Chris Harris drives the Porsche 919 Hybrid

And yet the internal combustion engine in this thing is just 2.0 litres and configured as a V4. It is heavily turbocharged to produce about 500bhp and it really is physically tiny – buried against the rear bulkhead. The front axle is the single most impressive example of packaging I’ve ever seen in any vehicle. A single spring and damper sit horizontally ahead of a single electric motor that drives the front axle.

Due to a quirk of the WEC regulations, it has to run through a mechanical locking differential, rather scotching some mouth-watering torque-vectoring potential. The motor can produce up to 500bhp too. And it’s tiny – the size of a rolled-up sleeping bag. If one single component has changed my opinion of a potential electric future, it is that motor. To see its size, then hear the specification, and then eventually its effect, is quite something.
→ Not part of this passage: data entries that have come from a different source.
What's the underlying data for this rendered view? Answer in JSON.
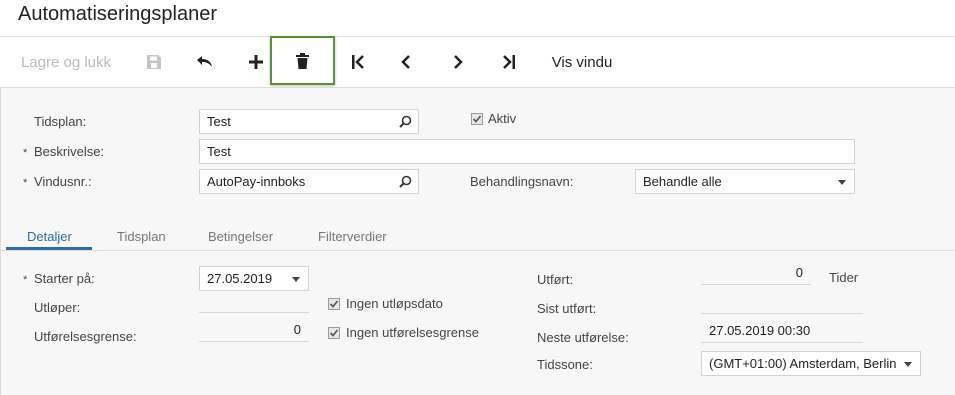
{
  "page": {
    "title": "Automatiseringsplaner"
  },
  "toolbar": {
    "save_close_label": "Lagre og lukk",
    "save_icon": "save-icon",
    "undo_icon": "undo-icon",
    "add_icon": "plus-icon",
    "delete_icon": "trash-icon",
    "first_icon": "first-record-icon",
    "prev_icon": "chevron-left-icon",
    "next_icon": "chevron-right-icon",
    "last_icon": "last-record-icon",
    "view_window_label": "Vis vindu"
  },
  "form": {
    "schedule_label": "Tidsplan:",
    "schedule_value": "Test",
    "active_label": "Aktiv",
    "active_checked": true,
    "description_label": "Beskrivelse:",
    "description_value": "Test",
    "window_label": "Vindusnr.:",
    "window_value": "AutoPay-innboks",
    "action_label": "Behandlingsnavn:",
    "action_value": "Behandle alle",
    "required_mark": "*"
  },
  "tabs": [
    {
      "label": "Detaljer",
      "active": true
    },
    {
      "label": "Tidsplan",
      "active": false
    },
    {
      "label": "Betingelser",
      "active": false
    },
    {
      "label": "Filterverdier",
      "active": false
    }
  ],
  "details": {
    "starts_on_label": "Starter på:",
    "starts_on_value": "27.05.2019",
    "expires_label": "Utløper:",
    "expires_value": "",
    "no_expiry_label": "Ingen utløpsdato",
    "no_expiry_checked": true,
    "exec_limit_label": "Utførelsesgrense:",
    "exec_limit_value": "0",
    "no_exec_limit_label": "Ingen utførelsesgrense",
    "no_exec_limit_checked": true,
    "executed_label": "Utført:",
    "executed_value": "0",
    "times_label": "Tider",
    "last_executed_label": "Sist utført:",
    "last_executed_value": "",
    "next_exec_label": "Neste utførelse:",
    "next_exec_value": "27.05.2019 00:30",
    "timezone_label": "Tidssone:",
    "timezone_value": "(GMT+01:00) Amsterdam, Berlin"
  },
  "colors": {
    "accent": "#2e6da4",
    "highlight_border": "#5f8f3a"
  }
}
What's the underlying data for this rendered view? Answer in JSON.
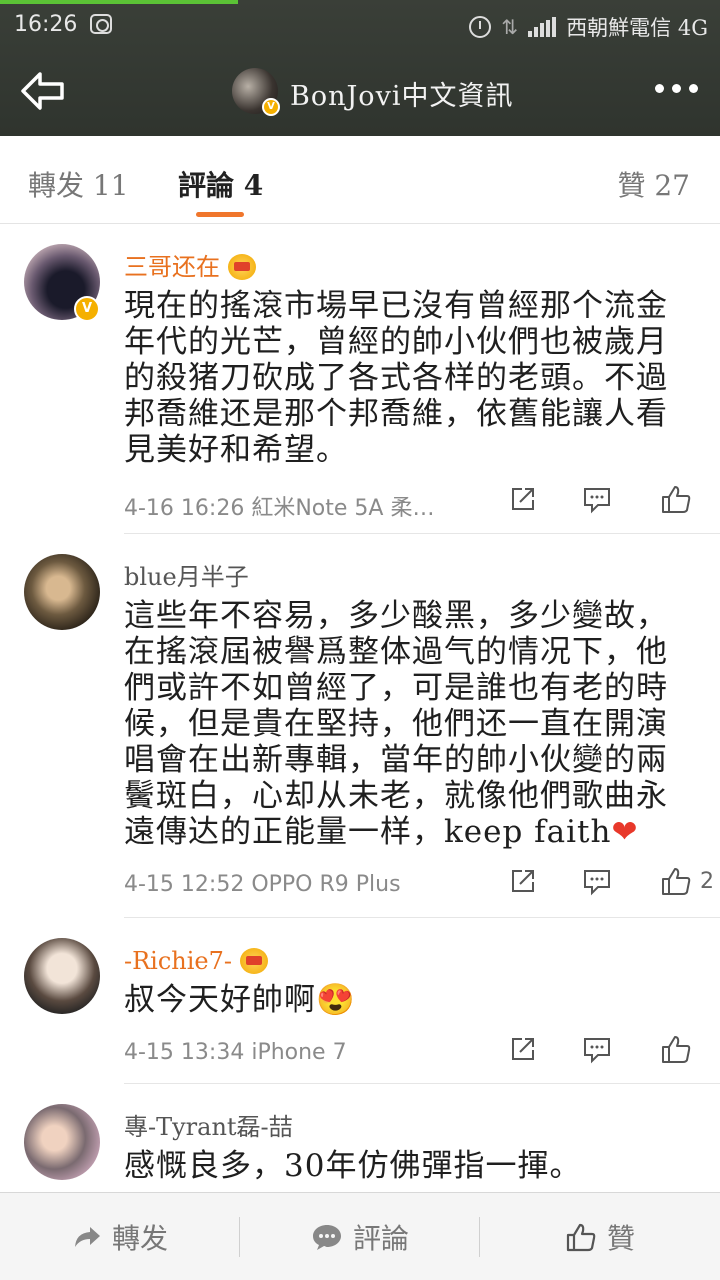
{
  "status_bar": {
    "time": "16:26",
    "carrier": "西朝鮮電信 4G",
    "icons": [
      "screenshot-icon",
      "alarm-icon",
      "data-arrows-icon",
      "signal-icon"
    ]
  },
  "nav": {
    "title": "BonJovi中文資訊",
    "back_icon": "back-arrow-icon",
    "more_icon": "more-icon",
    "verified_badge": "V"
  },
  "tabs": {
    "repost": "轉发 11",
    "comments": "評論 4",
    "likes": "贊 27",
    "accent_color": "#f0762c"
  },
  "comments": [
    {
      "user": "三哥还在",
      "vip": true,
      "verified": true,
      "text": "現在的搖滾市場早已沒有曾經那个流金年代的光芒，曾經的帥小伙們也被歲月的殺猪刀砍成了各式各样的老頭。不過邦喬維还是那个邦喬維，依舊能讓人看見美好和希望。",
      "time": "4-16 16:26",
      "device": "紅米Note 5A 柔…",
      "likes": ""
    },
    {
      "user": "blue月半子",
      "vip": false,
      "verified": false,
      "text": "這些年不容易，多少酸黑，多少變故，在搖滾屆被譽爲整体過气的情况下，他們或許不如曾經了，可是誰也有老的時候，但是貴在堅持，他們还一直在開演唱會在出新專輯，當年的帥小伙變的兩鬢斑白，心却从未老，就像他們歌曲永遠傳达的正能量一样，keep faith",
      "emoji": "❤",
      "time": "4-15 12:52",
      "device": "OPPO R9 Plus",
      "likes": "2"
    },
    {
      "user": "-Richie7-",
      "vip": true,
      "verified": false,
      "text": "叔今天好帥啊",
      "emoji": "😍",
      "time": "4-15 13:34",
      "device": "iPhone 7",
      "likes": ""
    },
    {
      "user": "專-Tyrant磊-喆",
      "vip": false,
      "verified": false,
      "text": "感慨良多，30年仿佛彈指一揮。"
    }
  ],
  "bottom_bar": {
    "repost": "轉发",
    "comment": "評論",
    "like": "贊"
  }
}
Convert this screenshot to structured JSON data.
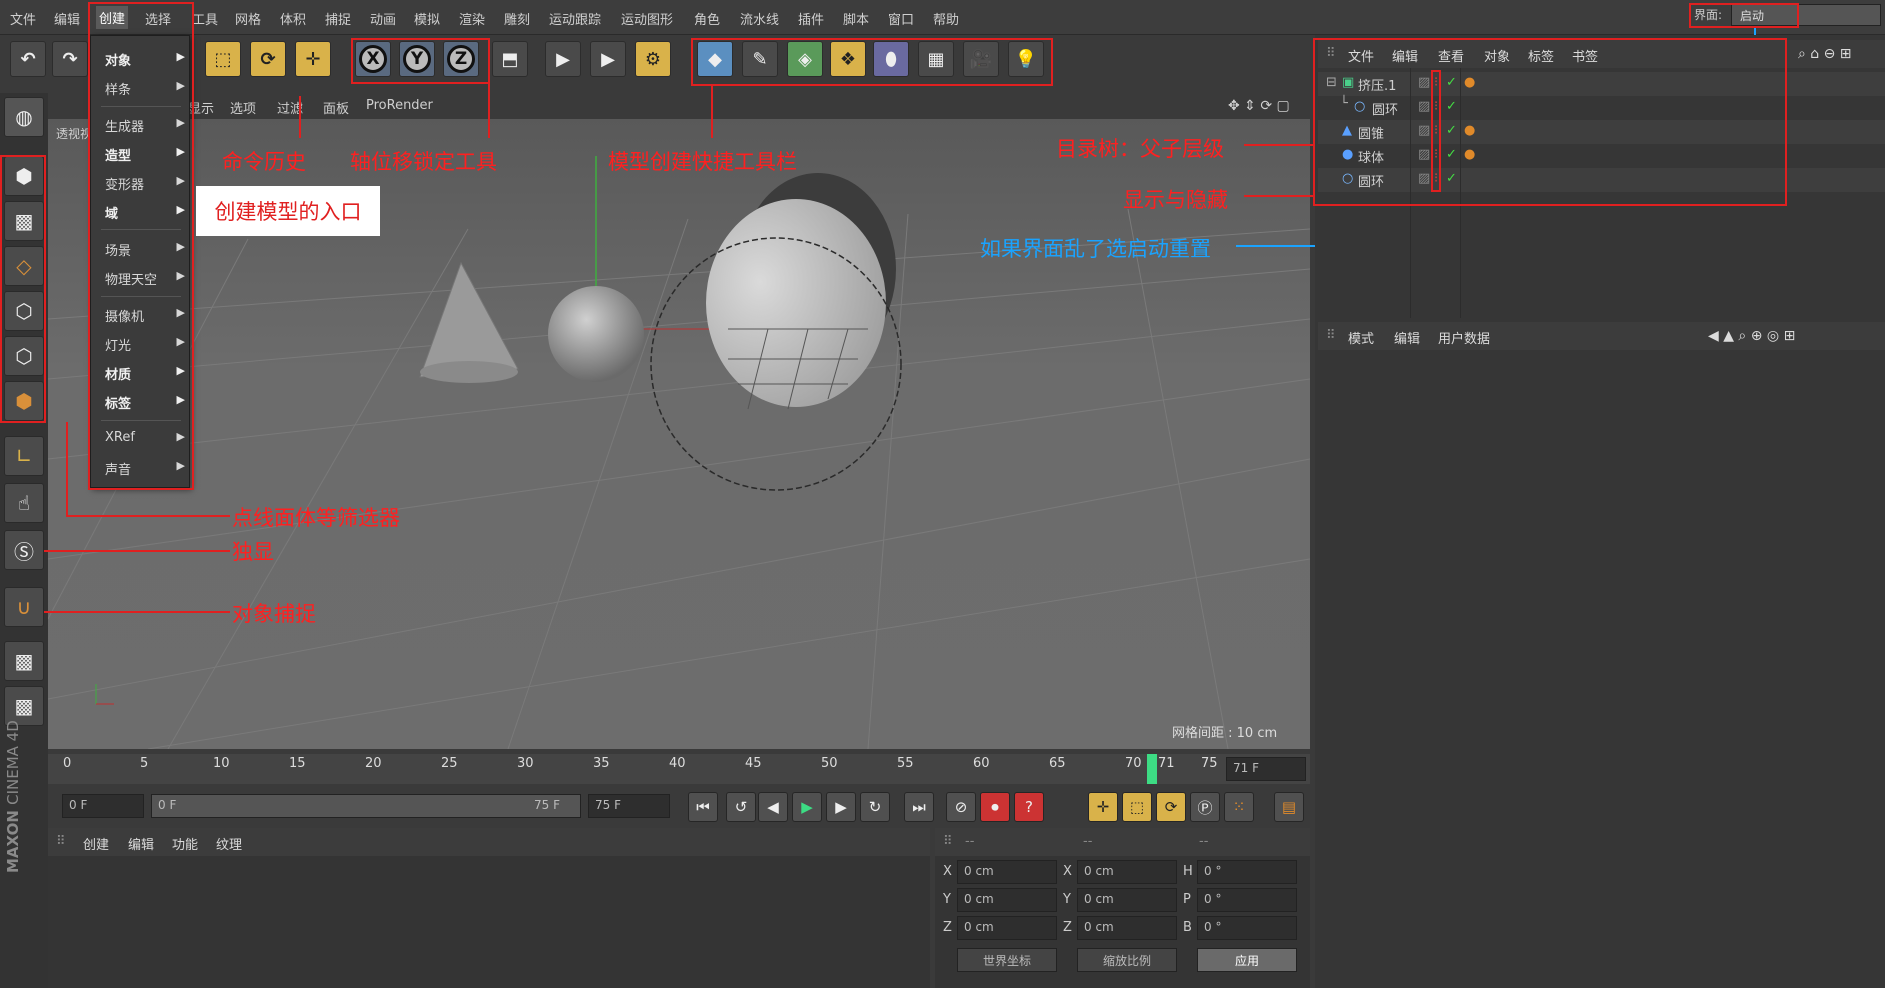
{
  "menubar": {
    "items": [
      "文件",
      "编辑",
      "创建",
      "选择",
      "工具",
      "网格",
      "体积",
      "捕捉",
      "动画",
      "模拟",
      "渲染",
      "雕刻",
      "运动跟踪",
      "运动图形",
      "角色",
      "流水线",
      "插件",
      "脚本",
      "窗口",
      "帮助"
    ],
    "interface_label": "界面:",
    "interface_value": "启动"
  },
  "toolbar": {
    "xyz": [
      "X",
      "Y",
      "Z"
    ]
  },
  "viewport": {
    "menus": [
      "显示",
      "选项",
      "过滤",
      "面板",
      "ProRender"
    ],
    "view_label": "透视视",
    "grid_status": "网格间距 : 10 cm"
  },
  "dropdown": {
    "items": [
      {
        "label": "对象",
        "bold": true
      },
      {
        "label": "样条",
        "bold": false
      },
      {
        "label": "生成器",
        "bold": false
      },
      {
        "label": "造型",
        "bold": true
      },
      {
        "label": "变形器",
        "bold": false
      },
      {
        "label": "域",
        "bold": true
      },
      {
        "label": "场景",
        "bold": false
      },
      {
        "label": "物理天空",
        "bold": false
      },
      {
        "label": "摄像机",
        "bold": false
      },
      {
        "label": "灯光",
        "bold": false
      },
      {
        "label": "材质",
        "bold": true
      },
      {
        "label": "标签",
        "bold": true
      },
      {
        "label": "XRef",
        "bold": false
      },
      {
        "label": "声音",
        "bold": false
      }
    ]
  },
  "annotations": {
    "cmd_history": "命令历史",
    "axis_lock": "轴位移锁定工具",
    "model_shortcut": "模型创建快捷工具栏",
    "create_entry": "创建模型的入口",
    "tree": "目录树：父子层级",
    "visibility": "显示与隐藏",
    "restore": "如果界面乱了选启动重置",
    "filter": "点线面体等筛选器",
    "solo": "独显",
    "snap": "对象捕捉"
  },
  "object_manager": {
    "menus": [
      "文件",
      "编辑",
      "查看",
      "对象",
      "标签",
      "书签"
    ],
    "rows": [
      {
        "name": "挤压.1",
        "indent": 0
      },
      {
        "name": "圆环",
        "indent": 1
      },
      {
        "name": "圆锥",
        "indent": 0
      },
      {
        "name": "球体",
        "indent": 0
      },
      {
        "name": "圆环",
        "indent": 0
      }
    ]
  },
  "attribute_manager": {
    "menus": [
      "模式",
      "编辑",
      "用户数据"
    ]
  },
  "timeline": {
    "ticks": [
      "0",
      "5",
      "10",
      "15",
      "20",
      "25",
      "30",
      "35",
      "40",
      "45",
      "50",
      "55",
      "60",
      "65",
      "70",
      "71",
      "75"
    ],
    "current_frame": "71 F"
  },
  "transport": {
    "start": "0 F",
    "range_start": "0 F",
    "range_end": "75 F",
    "end": "75 F"
  },
  "material_manager": {
    "menus": [
      "创建",
      "编辑",
      "功能",
      "纹理"
    ]
  },
  "coordinates": {
    "header": [
      "--",
      "--",
      "--"
    ],
    "rows": [
      {
        "a": "X",
        "av": "0 cm",
        "b": "X",
        "bv": "0 cm",
        "c": "H",
        "cv": "0 °"
      },
      {
        "a": "Y",
        "av": "0 cm",
        "b": "Y",
        "bv": "0 cm",
        "c": "P",
        "cv": "0 °"
      },
      {
        "a": "Z",
        "av": "0 cm",
        "b": "Z",
        "bv": "0 cm",
        "c": "B",
        "cv": "0 °"
      }
    ],
    "world": "世界坐标",
    "scale": "缩放比例",
    "apply": "应用"
  },
  "brand": {
    "line1": "MAXON",
    "line2": "CINEMA 4D"
  },
  "colors": {
    "annotation_red": "#e02020",
    "annotation_blue": "#1aa3ff",
    "accent_gold": "#d9b24a",
    "timeline_marker": "#3ddc84"
  }
}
The front and rear axles are not connected, so the driver has separate traction controls for each, and the front axle disconnects completely above 240kph. Aragon is a high-speed circuit where the 919 has been tested extensively.